Best Laid Plans: What to know before Buying Property Off The Plan
Experts, experts, experts. You’re going to need them when buying property off the plan, and you’re going to need the right ones. Investing in property that doesn’t exist beyond paper, ink and potential carries a lot of risk. There are ways to minimise it though, and with the right guidance and a touch of luck, buying off the plan can pay big dividends.
Those that are selling off the plan are always going to sell hard. They have to, because the property can’t speak for itself yet. There will be plenty of glossy brochures, plush offices and endless talk of all the money you’re going to make in this investment. Take everything with a pinch of salt, and learn to recognise desperation.
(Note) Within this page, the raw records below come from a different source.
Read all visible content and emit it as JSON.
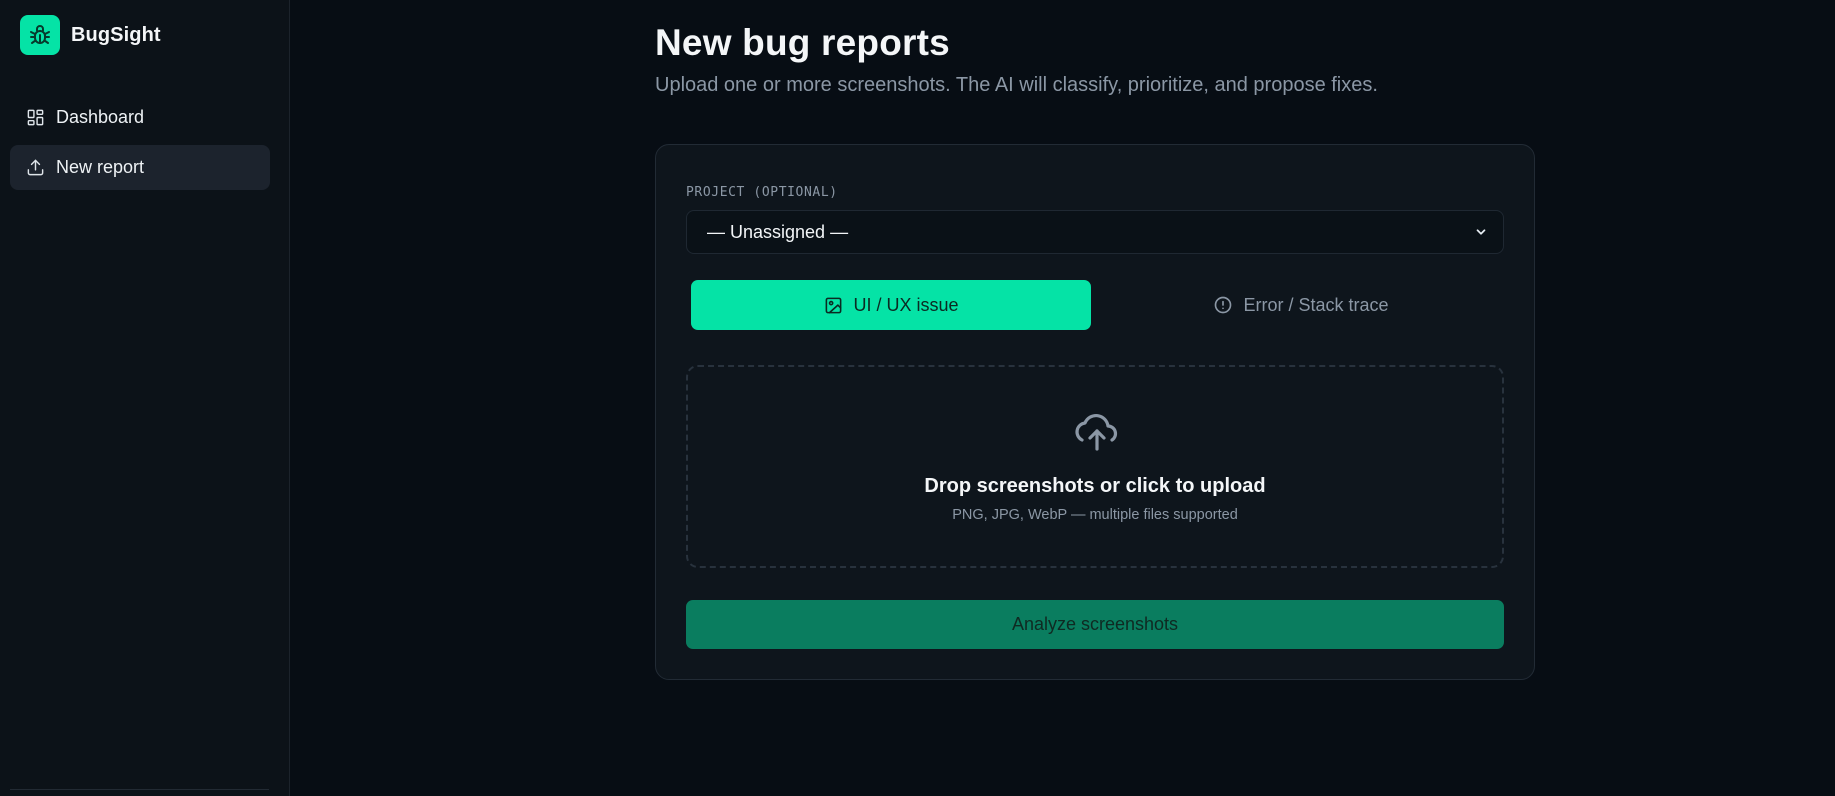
{
  "app": {
    "name": "BugSight",
    "logo_icon": "bug-icon",
    "accent": "#05e3a6"
  },
  "sidebar": {
    "items": [
      {
        "label": "Dashboard",
        "icon": "dashboard-grid-icon",
        "active": false
      },
      {
        "label": "New report",
        "icon": "upload-icon",
        "active": true
      }
    ]
  },
  "page": {
    "title": "New bug reports",
    "subtitle": "Upload one or more screenshots. The AI will classify, prioritize, and propose fixes."
  },
  "form": {
    "project_label": "PROJECT (OPTIONAL)",
    "project_value": "— Unassigned —",
    "type_tabs": [
      {
        "label": "UI / UX issue",
        "icon": "image-icon",
        "selected": true
      },
      {
        "label": "Error / Stack trace",
        "icon": "alert-circle-icon",
        "selected": false
      }
    ],
    "dropzone": {
      "icon": "cloud-upload-icon",
      "title": "Drop screenshots or click to upload",
      "hint": "PNG, JPG, WebP — multiple files supported"
    },
    "submit_label": "Analyze screenshots"
  }
}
The lending market is hard on investors at the moment, interest rates are likely to increase and there’s the potential to be in real trouble when the property is complete. With any investment you’re acting the oracle, trying to predict the future of the market and what it will mean for you and your decisions. Buying off the plan you’re looking very far ahead, and at a lot of variables. You’ll need to be predicting what the market will be like in a year, two years, maybe even three or more. Property development and construction is a long and arduous process, which can have any number of snags and delays along the way. Issues may arise that are far beyond your control or clairvoyance.
This is why you’ll need a good team of experts. The contracts involved when buying off the plan are very complex, and you’re going to want someone who can understand and cut through all the jargon to get you the best possible deal. I personally recommend using a solicitor rather than a conveyancer for these sorts of properties, they’ll have a greater eye for the little details that can make all the difference.
I’ve laid down a fair bit of doom and gloom and whilst being careful is key, buying off the plan can be a worthwhile investment. Changes in tax regulations in May of last year mean that established properties have a reduced allowance to deduct depreciation items, whereas the rulings for new properties have remained the same. In layman’s terms, this results in greater tax write offs for new properties which should result in a greater cash flow. The initial deposit on an off the plan property also tends to be quite small. It allows for a low barrier to entry for first time investors and, if the market favours, greater capital gains at the completion of the build.
For NSW Property, if you’re looking to buy off the plan for your first home with a value under $600,000, you’ll also be able to use the First Home Owner Grant which currently sits at $10,000.
New legislation also means that first home buyers will no longer have to pay stamp duty for properties up to $650,000, whilst for properties up to $800,000, there will be concessions available. On a $650,000 property, that’s a saving of approximately $25,000 in stamp duty. (Note: First Home Buyer Grants and Stamp Duty waiver differs by state).
There’s also the rather simple fact that buyers prefer new over old, and with the current oversupply of units in Melbourne, Brisbane and in some key areas of Sydney, this can be a major selling point. Newer properties are being focused in areas of strong economic growth with climbing populations, such as in Sydney’s south-west region. The old adage; location, location, location. Builders know what modern buyers are looking for; good schools, travel links and modern conveniences. Investments here are likely to have good staying power in the future. On the flip side however, this over abundance of options can make for an oversaturated market. There’s a lot of property on the market right now, so have a good look around, it may be better to bet on something that already has four walls and windows than something that hasn’t yet gone beyond a design.
Plan, sleep on it, know your rights! When buying off the plan things can move quickly, and the seller will always try to work in a time pressure component to make you act on impulse. A well made up contract should allow for a ‘cool off clause’, so that even if you put down a deposit, you’ll have a short refund window to take stock and decide if it was a good move. This is an investment that you’ll be in for the long haul. Above all else remember that, and make sure your contract is protected against unforeseen occurrences. When it comes time for finishing, a material alteration clause should allow you to renegotiate your price if the finished building doesn’t hold up to the original design, but there are other intricacies to wind through. My big point on buying off the plan, get a good second opinion. Then a third and then a fourth. Experts, experts, experts!